> Data provided:
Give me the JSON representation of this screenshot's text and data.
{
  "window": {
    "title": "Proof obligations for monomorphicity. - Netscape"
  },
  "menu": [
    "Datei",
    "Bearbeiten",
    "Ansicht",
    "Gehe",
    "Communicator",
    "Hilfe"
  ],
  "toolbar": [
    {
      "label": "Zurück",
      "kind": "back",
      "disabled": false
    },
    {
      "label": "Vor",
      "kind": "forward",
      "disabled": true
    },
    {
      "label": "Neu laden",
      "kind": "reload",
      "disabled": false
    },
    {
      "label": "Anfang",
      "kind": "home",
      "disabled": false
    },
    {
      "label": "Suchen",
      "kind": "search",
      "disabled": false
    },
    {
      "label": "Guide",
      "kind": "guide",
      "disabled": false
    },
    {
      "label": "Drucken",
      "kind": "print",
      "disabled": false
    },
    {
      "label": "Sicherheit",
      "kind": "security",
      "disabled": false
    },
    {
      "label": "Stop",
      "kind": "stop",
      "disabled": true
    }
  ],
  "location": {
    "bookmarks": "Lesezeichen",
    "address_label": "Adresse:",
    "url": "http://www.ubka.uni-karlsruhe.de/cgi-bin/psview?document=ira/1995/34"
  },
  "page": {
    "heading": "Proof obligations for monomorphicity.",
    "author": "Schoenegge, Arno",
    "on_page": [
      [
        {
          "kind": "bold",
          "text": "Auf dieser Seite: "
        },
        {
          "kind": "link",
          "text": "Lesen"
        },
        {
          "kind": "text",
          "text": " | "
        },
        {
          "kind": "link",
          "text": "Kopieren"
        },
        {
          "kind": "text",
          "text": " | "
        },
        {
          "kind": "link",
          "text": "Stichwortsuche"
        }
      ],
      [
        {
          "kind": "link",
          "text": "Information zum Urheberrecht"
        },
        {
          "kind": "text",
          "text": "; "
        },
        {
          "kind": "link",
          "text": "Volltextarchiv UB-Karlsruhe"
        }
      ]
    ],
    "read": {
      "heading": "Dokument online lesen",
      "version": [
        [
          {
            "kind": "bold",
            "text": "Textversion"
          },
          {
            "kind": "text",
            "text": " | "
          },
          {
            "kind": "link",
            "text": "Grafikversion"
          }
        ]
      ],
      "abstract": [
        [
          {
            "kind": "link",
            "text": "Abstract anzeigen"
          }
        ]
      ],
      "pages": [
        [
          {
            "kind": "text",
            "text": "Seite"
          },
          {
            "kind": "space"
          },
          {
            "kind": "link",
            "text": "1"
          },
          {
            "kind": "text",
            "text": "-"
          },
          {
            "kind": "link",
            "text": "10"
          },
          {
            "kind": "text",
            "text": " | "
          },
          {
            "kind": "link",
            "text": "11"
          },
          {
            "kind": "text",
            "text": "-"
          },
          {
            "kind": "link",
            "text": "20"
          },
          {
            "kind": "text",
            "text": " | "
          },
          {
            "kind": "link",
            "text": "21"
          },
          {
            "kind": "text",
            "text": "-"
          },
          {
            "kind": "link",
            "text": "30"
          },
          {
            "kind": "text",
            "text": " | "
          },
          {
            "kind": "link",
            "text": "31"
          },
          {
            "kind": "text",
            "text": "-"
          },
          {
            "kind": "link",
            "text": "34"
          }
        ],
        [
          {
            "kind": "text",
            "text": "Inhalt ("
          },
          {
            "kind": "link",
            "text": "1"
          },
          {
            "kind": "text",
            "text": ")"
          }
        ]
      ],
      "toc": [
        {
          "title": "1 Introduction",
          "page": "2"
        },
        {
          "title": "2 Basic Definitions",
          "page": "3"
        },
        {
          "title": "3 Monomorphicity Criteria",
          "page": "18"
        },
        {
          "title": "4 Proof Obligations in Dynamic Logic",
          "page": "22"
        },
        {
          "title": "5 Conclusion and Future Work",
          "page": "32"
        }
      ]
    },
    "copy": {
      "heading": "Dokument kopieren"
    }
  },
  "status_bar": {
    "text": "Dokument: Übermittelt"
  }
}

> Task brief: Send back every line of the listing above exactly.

> Exercise response:
Give me the JSON representation of this screenshot's text and data.
{
  "window": {
    "title": "Proof obligations for monomorphicity. - Netscape"
  },
  "menu": [
    "Datei",
    "Bearbeiten",
    "Ansicht",
    "Gehe",
    "Communicator",
    "Hilfe"
  ],
  "toolbar": [
    {
      "label": "Zurück",
      "kind": "back",
      "disabled": false
    },
    {
      "label": "Vor",
      "kind": "forward",
      "disabled": true
    },
    {
      "label": "Neu laden",
      "kind": "reload",
      "disabled": false
    },
    {
      "label": "Anfang",
      "kind": "home",
      "disabled": false
    },
    {
      "label": "Suchen",
      "kind": "search",
      "disabled": false
    },
    {
      "label": "Guide",
      "kind": "guide",
      "disabled": false
    },
    {
      "label": "Drucken",
      "kind": "print",
      "disabled": false
    },
    {
      "label": "Sicherheit",
      "kind": "security",
      "disabled": false
    },
    {
      "label": "Stop",
      "kind": "stop",
      "disabled": true
    }
  ],
  "location": {
    "bookmarks": "Lesezeichen",
    "address_label": "Adresse:",
    "url": "http://www.ubka.uni-karlsruhe.de/cgi-bin/psview?document=ira/1995/34"
  },
  "page": {
    "heading": "Proof obligations for monomorphicity.",
    "author": "Schoenegge, Arno",
    "on_page": [
      [
        {
          "kind": "bold",
          "text": "Auf dieser Seite: "
        },
        {
          "kind": "link",
          "text": "Lesen"
        },
        {
          "kind": "text",
          "text": " | "
        },
        {
          "kind": "link",
          "text": "Kopieren"
        },
        {
          "kind": "text",
          "text": " | "
        },
        {
          "kind": "link",
          "text": "Stichwortsuche"
        }
      ],
      [
        {
          "kind": "link",
          "text": "Information zum Urheberrecht"
        },
        {
          "kind": "text",
          "text": "; "
        },
        {
          "kind": "link",
          "text": "Volltextarchiv UB-Karlsruhe"
        }
      ]
    ],
    "read": {
      "heading": "Dokument online lesen",
      "version": [
        [
          {
            "kind": "bold",
            "text": "Textversion"
          },
          {
            "kind": "text",
            "text": " | "
          },
          {
            "kind": "link",
            "text": "Grafikversion"
          }
        ]
      ],
      "abstract": [
        [
          {
            "kind": "link",
            "text": "Abstract anzeigen"
          }
        ]
      ],
      "pages": [
        [
          {
            "kind": "text",
            "text": "Seite"
          },
          {
            "kind": "space"
          },
          {
            "kind": "link",
            "text": "1"
          },
          {
            "kind": "text",
            "text": "-"
          },
          {
            "kind": "link",
            "text": "10"
          },
          {
            "kind": "text",
            "text": " | "
          },
          {
            "kind": "link",
            "text": "11"
          },
          {
            "kind": "text",
            "text": "-"
          },
          {
            "kind": "link",
            "text": "20"
          },
          {
            "kind": "text",
            "text": " | "
          },
          {
            "kind": "link",
            "text": "21"
          },
          {
            "kind": "text",
            "text": "-"
          },
          {
            "kind": "link",
            "text": "30"
          },
          {
            "kind": "text",
            "text": " | "
          },
          {
            "kind": "link",
            "text": "31"
          },
          {
            "kind": "text",
            "text": "-"
          },
          {
            "kind": "link",
            "text": "34"
          }
        ],
        [
          {
            "kind": "text",
            "text": "Inhalt ("
          },
          {
            "kind": "link",
            "text": "1"
          },
          {
            "kind": "text",
            "text": ")"
          }
        ]
      ],
      "toc": [
        {
          "title": "1 Introduction",
          "page": "2"
        },
        {
          "title": "2 Basic Definitions",
          "page": "3"
        },
        {
          "title": "3 Monomorphicity Criteria",
          "page": "18"
        },
        {
          "title": "4 Proof Obligations in Dynamic Logic",
          "page": "22"
        },
        {
          "title": "5 Conclusion and Future Work",
          "page": "32"
        }
      ]
    },
    "copy": {
      "heading": "Dokument kopieren"
    }
  },
  "status_bar": {
    "text": "Dokument: Übermittelt"
  }
}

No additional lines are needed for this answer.